BEGIN

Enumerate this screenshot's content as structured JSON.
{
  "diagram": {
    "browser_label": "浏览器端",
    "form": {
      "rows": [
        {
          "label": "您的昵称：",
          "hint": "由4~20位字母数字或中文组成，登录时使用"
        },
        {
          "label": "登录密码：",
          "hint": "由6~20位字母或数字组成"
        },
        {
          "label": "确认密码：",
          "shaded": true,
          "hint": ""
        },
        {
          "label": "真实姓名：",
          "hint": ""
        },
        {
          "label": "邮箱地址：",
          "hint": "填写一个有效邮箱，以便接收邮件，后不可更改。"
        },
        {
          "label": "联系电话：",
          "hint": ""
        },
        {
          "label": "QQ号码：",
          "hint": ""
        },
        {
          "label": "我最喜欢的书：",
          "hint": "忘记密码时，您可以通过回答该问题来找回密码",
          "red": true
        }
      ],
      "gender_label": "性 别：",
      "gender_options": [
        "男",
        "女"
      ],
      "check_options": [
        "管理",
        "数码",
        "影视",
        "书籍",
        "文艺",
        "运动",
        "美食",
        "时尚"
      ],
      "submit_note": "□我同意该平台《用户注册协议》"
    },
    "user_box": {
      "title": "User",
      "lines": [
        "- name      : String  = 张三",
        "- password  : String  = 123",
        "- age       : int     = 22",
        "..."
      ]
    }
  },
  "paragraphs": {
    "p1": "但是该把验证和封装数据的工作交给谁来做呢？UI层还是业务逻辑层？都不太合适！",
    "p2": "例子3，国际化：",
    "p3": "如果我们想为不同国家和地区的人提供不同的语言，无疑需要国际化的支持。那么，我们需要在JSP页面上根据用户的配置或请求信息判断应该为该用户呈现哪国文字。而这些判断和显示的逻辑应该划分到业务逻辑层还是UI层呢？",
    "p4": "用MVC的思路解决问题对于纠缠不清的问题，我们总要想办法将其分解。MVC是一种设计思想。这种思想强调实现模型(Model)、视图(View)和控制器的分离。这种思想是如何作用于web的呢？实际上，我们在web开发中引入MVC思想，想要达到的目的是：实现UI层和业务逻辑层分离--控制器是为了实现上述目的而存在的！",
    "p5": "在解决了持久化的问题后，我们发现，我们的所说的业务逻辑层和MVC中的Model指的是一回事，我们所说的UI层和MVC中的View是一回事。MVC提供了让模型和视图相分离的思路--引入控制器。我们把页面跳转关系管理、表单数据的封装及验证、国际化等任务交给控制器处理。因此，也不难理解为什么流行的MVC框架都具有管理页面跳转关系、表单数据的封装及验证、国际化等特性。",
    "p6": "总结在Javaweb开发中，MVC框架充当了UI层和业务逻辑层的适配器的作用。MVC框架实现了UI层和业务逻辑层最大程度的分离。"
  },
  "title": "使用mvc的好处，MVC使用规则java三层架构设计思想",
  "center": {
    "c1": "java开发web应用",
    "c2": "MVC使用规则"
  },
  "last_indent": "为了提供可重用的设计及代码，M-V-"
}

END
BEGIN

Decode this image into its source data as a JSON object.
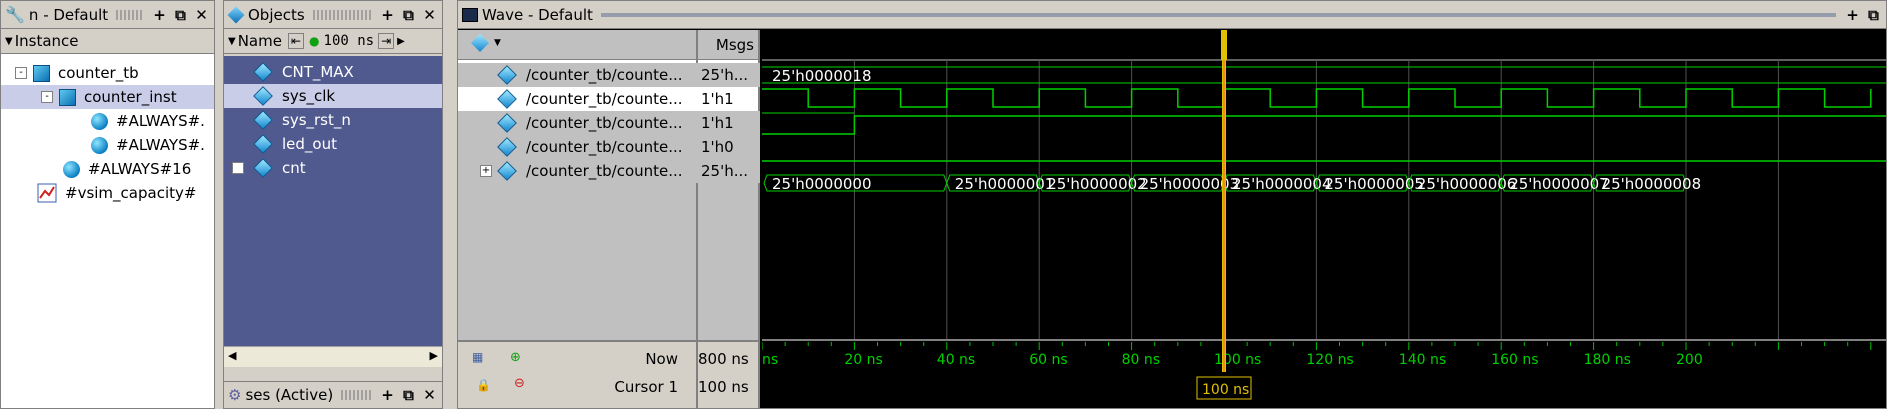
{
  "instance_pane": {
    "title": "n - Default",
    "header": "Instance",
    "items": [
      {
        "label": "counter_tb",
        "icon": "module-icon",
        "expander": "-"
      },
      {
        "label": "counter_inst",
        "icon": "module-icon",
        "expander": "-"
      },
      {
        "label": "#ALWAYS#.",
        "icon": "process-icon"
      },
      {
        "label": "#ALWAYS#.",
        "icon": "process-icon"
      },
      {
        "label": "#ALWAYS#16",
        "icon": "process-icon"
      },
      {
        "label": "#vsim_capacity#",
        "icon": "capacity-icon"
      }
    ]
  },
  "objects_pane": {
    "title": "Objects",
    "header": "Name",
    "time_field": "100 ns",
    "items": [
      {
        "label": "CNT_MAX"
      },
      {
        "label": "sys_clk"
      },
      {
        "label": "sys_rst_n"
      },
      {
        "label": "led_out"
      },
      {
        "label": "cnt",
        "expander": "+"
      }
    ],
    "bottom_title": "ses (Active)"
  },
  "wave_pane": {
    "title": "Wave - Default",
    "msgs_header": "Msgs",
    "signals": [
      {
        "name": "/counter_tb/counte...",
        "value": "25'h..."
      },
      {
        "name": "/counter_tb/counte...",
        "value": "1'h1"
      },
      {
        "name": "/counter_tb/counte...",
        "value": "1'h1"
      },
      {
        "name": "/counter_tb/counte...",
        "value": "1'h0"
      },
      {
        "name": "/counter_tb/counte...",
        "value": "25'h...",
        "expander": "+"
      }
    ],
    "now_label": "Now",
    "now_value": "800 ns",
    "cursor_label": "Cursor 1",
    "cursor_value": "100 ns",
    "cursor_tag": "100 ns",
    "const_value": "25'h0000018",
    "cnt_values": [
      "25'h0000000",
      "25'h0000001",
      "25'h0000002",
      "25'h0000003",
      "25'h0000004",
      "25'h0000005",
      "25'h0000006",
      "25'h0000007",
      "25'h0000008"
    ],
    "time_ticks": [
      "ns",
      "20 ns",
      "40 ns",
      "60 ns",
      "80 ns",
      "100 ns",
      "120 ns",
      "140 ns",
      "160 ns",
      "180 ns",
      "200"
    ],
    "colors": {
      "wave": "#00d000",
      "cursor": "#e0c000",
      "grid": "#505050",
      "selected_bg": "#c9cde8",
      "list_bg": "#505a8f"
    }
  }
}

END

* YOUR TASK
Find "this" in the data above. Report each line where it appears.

* ANSWER SECTION
Enumerate this screenshot's content as structured JSON.
Decode this image into its source data as a JSON object.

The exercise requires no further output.